Our committee offered a compromise from our initial proposal that would raise pay 2 percent in the first year, 3 percent in the second year and 4 percent in the final year of a 3-year agreement. As part of the deal, we indicated a willingness to accept a drug-testing regime similar to the program already in place at the Hawaii Tribune-Herald, which limits testing to 10 percent of bargaining unit employees, and allows only five rounds of testing within a 5-year period.
We made it clear that Guild workers are expecting pay increases after suffering through layoffs and two years of a de facto pay freeze. The management negotiator offered words that seemed to show it had heard us, but it has yet to match the words with numbers.
The Guild committee also offered a compromise on a management proposal restricting access to the premises by Guild officers and staff representatives. But the two sides remained at odds over some details.
The committee appreciates the support Guild members have shown publicly as we demonstrate that we are unified in our demand for a fair contract. We should be proud of the work that we’ve done. Membership support and participation in future actions will be essential.
Representing the Guild: Joleen Oshiro, Susan Essoyan and Rob Perez of the Star-Advertiser staff; Brad Sherman, a local representative of our San Francisco-based local, the Pacific Media Workers Guild and a former reporter at the Maui News; Darryl Sclater, Seattle-based staff representative of the NewsGuild-CWA; and Carl Hall, executive officer of the Pacific Media Workers. Before the talks began, we had a one-day steward training and bargaining prep led by Guild Counsel Sheila Sexton, attorney at Beeson Tayer & Bodine of Oakland, Calif. Participants in the training included Bargaining Committee members Oshiro and Essoyan; Tom Callis, a reporter at the Tribune-Herald and Hawaii vice president of the Pacific Media Workers; and Chris Sugidono of the Maui News.

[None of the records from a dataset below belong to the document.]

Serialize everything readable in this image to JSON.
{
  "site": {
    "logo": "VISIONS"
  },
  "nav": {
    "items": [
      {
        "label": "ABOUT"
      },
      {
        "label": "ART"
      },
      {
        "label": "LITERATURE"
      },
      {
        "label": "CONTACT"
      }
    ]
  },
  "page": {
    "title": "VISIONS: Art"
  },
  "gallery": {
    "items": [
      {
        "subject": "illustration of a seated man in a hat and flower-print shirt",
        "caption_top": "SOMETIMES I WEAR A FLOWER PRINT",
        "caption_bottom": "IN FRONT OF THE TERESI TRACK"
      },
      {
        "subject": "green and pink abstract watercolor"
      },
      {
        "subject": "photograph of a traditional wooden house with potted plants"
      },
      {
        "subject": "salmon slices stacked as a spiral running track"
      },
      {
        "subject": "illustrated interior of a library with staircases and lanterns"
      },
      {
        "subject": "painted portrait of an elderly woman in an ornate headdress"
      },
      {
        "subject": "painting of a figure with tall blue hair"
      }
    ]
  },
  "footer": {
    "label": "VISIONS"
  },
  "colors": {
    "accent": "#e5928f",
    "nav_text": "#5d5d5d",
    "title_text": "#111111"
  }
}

Representing management: Ron Leong, Lani Narikiyo, Rebecca Stolar and Miki Sugikawa. The talks were conducted at the Hilton Hawaiian Village.